|Title||Comparison Between Single and Combined Clinical Postural Stability Tests in Individuals With and Without Chronic Ankle Instability.|
|Publication Type||Journal Article|
|Year of Publication||2017|
|Authors||Ko, J, Rosen, AB, Brown, CN|
|Journal||Clin J Sport Med|
|Date Published||2017 Jul|
|Keywords||Ankle Injuries, Ankle Joint, Cross-Sectional Studies, Exercise Test, Female, Humans, Joint Instability, Male, Postural Balance, Self Report, Young Adult|
OBJECTIVE: To determine if a single or/and combined clinical tests match group membership based on self-reported ankle function.
SETTING: Biomechanics Laboratory.
PARTICIPANTS: From participants, 58 meeting inclusion/exclusion criteria were divided into a chronic ankle instability (CAI) group (n = 25) who reported ≤25 on the Cumberland Ankle Instability Tool (CAIT) and a history of moderate-severe ankle sprain(s) and a control group (n = 33) who reported ≥29 on the CAIT and no history of ankle sprain(s).

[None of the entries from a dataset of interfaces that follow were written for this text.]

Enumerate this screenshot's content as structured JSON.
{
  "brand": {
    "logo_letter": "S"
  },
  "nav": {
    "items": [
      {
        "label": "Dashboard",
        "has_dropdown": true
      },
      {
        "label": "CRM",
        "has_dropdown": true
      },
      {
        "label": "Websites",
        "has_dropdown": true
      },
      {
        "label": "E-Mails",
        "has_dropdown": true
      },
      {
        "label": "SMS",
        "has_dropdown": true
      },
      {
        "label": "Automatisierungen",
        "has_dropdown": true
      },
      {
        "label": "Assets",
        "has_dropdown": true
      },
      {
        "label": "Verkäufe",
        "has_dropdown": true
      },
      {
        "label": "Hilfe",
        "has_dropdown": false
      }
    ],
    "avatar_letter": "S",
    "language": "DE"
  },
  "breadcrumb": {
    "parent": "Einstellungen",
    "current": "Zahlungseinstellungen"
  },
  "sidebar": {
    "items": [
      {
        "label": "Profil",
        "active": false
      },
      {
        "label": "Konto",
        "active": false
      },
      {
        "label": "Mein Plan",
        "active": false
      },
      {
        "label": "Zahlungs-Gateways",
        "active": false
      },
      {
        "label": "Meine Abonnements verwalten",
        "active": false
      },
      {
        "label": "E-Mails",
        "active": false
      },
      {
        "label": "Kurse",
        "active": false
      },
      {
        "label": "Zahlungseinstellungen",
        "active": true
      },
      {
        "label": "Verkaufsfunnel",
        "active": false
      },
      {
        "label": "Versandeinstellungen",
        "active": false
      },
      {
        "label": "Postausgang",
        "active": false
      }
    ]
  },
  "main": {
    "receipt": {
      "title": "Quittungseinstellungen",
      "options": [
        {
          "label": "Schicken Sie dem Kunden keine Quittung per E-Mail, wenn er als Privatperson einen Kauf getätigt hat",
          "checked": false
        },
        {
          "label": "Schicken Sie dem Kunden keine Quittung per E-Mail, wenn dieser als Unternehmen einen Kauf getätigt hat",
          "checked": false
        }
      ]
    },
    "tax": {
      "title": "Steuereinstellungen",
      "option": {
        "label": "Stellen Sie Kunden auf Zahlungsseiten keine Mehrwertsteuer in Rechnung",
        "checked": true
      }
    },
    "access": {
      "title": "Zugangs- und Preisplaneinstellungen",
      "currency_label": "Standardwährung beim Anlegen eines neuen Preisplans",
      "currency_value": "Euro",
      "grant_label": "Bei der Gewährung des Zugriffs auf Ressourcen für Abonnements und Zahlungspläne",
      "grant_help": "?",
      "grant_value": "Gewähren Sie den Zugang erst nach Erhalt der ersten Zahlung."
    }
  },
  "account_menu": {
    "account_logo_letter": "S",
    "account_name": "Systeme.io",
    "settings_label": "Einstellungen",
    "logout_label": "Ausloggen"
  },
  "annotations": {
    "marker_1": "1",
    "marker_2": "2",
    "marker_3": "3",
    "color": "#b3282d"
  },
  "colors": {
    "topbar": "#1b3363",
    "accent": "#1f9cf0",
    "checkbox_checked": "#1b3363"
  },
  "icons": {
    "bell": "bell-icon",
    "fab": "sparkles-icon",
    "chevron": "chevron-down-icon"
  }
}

INTERVENTIONS: Participants completed the following clinical tests: Foot Lift Test (FLT), the Star Excursion Balance Test (SEBT), the Single-Leg Hop Test (SLHT), and the Time in Balance Test (TIB) in a randomized order. A linear regression model was applied to determine measures that matched ankle group membership.
MAIN OUTCOME MEASURES: The mean of SEBT reach distance was normalized to percentage leg length. The mean of number of errors in the FLT was recorded. The SLHT and TIB were reported as time in seconds, and the means were calculated.
RESULTS: The most parsimonious combination of tests (SLHT and SEBT) resulted in correctly matching 70.69% (41/58) of participants into groups, which was significantly better than chance. The multiple correlation coefficients (R value) for combining the SLHT and SEBT was 0.39.
CONCLUSIONS: Using SLHT and SEBT resulted in improved recognition of participants designated into the CAI or control groups. Self-report perception of ankle function provides limited information for clinicians and researchers. Using multiple clinical function tests may be more helpful in determining deficits and intervention effectiveness.
|Alternate Journal||Clin J Sport Med|